Write the listing out again, all of it, word for word.

(Provided data Opens)

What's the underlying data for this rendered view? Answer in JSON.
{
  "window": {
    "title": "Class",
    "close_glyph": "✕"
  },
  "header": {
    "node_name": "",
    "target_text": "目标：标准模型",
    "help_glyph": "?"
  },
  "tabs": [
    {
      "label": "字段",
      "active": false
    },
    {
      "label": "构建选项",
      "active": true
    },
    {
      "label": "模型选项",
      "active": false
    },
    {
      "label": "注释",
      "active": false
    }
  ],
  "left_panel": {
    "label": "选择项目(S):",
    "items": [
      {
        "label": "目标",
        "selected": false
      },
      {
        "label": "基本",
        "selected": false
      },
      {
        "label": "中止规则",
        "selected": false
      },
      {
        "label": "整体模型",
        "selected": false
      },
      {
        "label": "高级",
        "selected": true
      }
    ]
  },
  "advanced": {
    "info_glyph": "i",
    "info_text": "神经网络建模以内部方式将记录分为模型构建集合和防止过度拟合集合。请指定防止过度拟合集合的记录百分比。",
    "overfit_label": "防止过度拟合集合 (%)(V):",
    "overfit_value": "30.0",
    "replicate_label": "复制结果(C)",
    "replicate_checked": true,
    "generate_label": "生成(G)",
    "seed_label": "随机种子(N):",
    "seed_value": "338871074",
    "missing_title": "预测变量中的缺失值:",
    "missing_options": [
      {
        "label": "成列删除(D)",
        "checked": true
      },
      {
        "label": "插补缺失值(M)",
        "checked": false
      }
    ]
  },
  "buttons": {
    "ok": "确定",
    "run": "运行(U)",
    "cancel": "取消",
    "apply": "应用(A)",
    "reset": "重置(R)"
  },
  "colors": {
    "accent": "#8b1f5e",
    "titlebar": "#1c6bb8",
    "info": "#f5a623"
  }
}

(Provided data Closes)

» Exercise solution
What's the underlying data for this rendered view? Answer in JSON.
{
  "window": {
    "title": "Class",
    "close_glyph": "✕"
  },
  "header": {
    "node_name": "",
    "target_text": "目标：标准模型",
    "help_glyph": "?"
  },
  "tabs": [
    {
      "label": "字段",
      "active": false
    },
    {
      "label": "构建选项",
      "active": true
    },
    {
      "label": "模型选项",
      "active": false
    },
    {
      "label": "注释",
      "active": false
    }
  ],
  "left_panel": {
    "label": "选择项目(S):",
    "items": [
      {
        "label": "目标",
        "selected": false
      },
      {
        "label": "基本",
        "selected": false
      },
      {
        "label": "中止规则",
        "selected": false
      },
      {
        "label": "整体模型",
        "selected": false
      },
      {
        "label": "高级",
        "selected": true
      }
    ]
  },
  "advanced": {
    "info_glyph": "i",
    "info_text": "神经网络建模以内部方式将记录分为模型构建集合和防止过度拟合集合。请指定防止过度拟合集合的记录百分比。",
    "overfit_label": "防止过度拟合集合 (%)(V):",
    "overfit_value": "30.0",
    "replicate_label": "复制结果(C)",
    "replicate_checked": true,
    "generate_label": "生成(G)",
    "seed_label": "随机种子(N):",
    "seed_value": "338871074",
    "missing_title": "预测变量中的缺失值:",
    "missing_options": [
      {
        "label": "成列删除(D)",
        "checked": true
      },
      {
        "label": "插补缺失值(M)",
        "checked": false
      }
    ]
  },
  "buttons": {
    "ok": "确定",
    "run": "运行(U)",
    "cancel": "取消",
    "apply": "应用(A)",
    "reset": "重置(R)"
  },
  "colors": {
    "accent": "#8b1f5e",
    "titlebar": "#1c6bb8",
    "info": "#f5a623"
  }
}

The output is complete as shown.